What to work on:
Take the listing that follows and copy it precisely.

Exercise data:
Start of Block

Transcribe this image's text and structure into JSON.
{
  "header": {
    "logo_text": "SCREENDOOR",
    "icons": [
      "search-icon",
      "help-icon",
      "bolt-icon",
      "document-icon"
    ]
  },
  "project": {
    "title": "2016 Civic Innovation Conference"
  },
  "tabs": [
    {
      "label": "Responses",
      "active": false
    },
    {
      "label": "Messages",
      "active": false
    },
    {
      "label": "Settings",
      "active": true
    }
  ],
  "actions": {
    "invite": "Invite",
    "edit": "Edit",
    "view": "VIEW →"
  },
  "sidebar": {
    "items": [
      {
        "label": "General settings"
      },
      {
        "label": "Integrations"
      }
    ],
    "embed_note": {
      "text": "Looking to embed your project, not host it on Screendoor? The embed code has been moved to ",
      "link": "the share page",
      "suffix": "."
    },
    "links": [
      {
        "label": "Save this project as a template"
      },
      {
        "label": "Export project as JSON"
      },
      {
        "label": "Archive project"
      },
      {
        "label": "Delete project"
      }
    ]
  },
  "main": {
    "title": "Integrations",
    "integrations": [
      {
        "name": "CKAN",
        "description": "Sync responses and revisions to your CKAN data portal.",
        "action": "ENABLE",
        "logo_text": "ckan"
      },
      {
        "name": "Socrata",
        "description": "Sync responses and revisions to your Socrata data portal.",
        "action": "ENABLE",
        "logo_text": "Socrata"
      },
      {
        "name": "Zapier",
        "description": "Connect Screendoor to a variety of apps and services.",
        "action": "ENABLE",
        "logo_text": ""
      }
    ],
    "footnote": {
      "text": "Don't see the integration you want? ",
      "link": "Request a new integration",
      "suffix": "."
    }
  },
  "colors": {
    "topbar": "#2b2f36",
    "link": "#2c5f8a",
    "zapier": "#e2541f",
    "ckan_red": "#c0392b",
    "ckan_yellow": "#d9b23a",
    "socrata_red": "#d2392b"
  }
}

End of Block

Result:
Transcribe this image's text and structure into JSON.
{
  "header": {
    "logo_text": "SCREENDOOR",
    "icons": [
      "search-icon",
      "help-icon",
      "bolt-icon",
      "document-icon"
    ]
  },
  "project": {
    "title": "2016 Civic Innovation Conference"
  },
  "tabs": [
    {
      "label": "Responses",
      "active": false
    },
    {
      "label": "Messages",
      "active": false
    },
    {
      "label": "Settings",
      "active": true
    }
  ],
  "actions": {
    "invite": "Invite",
    "edit": "Edit",
    "view": "VIEW →"
  },
  "sidebar": {
    "items": [
      {
        "label": "General settings"
      },
      {
        "label": "Integrations"
      }
    ],
    "embed_note": {
      "text": "Looking to embed your project, not host it on Screendoor? The embed code has been moved to ",
      "link": "the share page",
      "suffix": "."
    },
    "links": [
      {
        "label": "Save this project as a template"
      },
      {
        "label": "Export project as JSON"
      },
      {
        "label": "Archive project"
      },
      {
        "label": "Delete project"
      }
    ]
  },
  "main": {
    "title": "Integrations",
    "integrations": [
      {
        "name": "CKAN",
        "description": "Sync responses and revisions to your CKAN data portal.",
        "action": "ENABLE",
        "logo_text": "ckan"
      },
      {
        "name": "Socrata",
        "description": "Sync responses and revisions to your Socrata data portal.",
        "action": "ENABLE",
        "logo_text": "Socrata"
      },
      {
        "name": "Zapier",
        "description": "Connect Screendoor to a variety of apps and services.",
        "action": "ENABLE",
        "logo_text": ""
      }
    ],
    "footnote": {
      "text": "Don't see the integration you want? ",
      "link": "Request a new integration",
      "suffix": "."
    }
  },
  "colors": {
    "topbar": "#2b2f36",
    "link": "#2c5f8a",
    "zapier": "#e2541f",
    "ckan_red": "#c0392b",
    "ckan_yellow": "#d9b23a",
    "socrata_red": "#d2392b"
  }
}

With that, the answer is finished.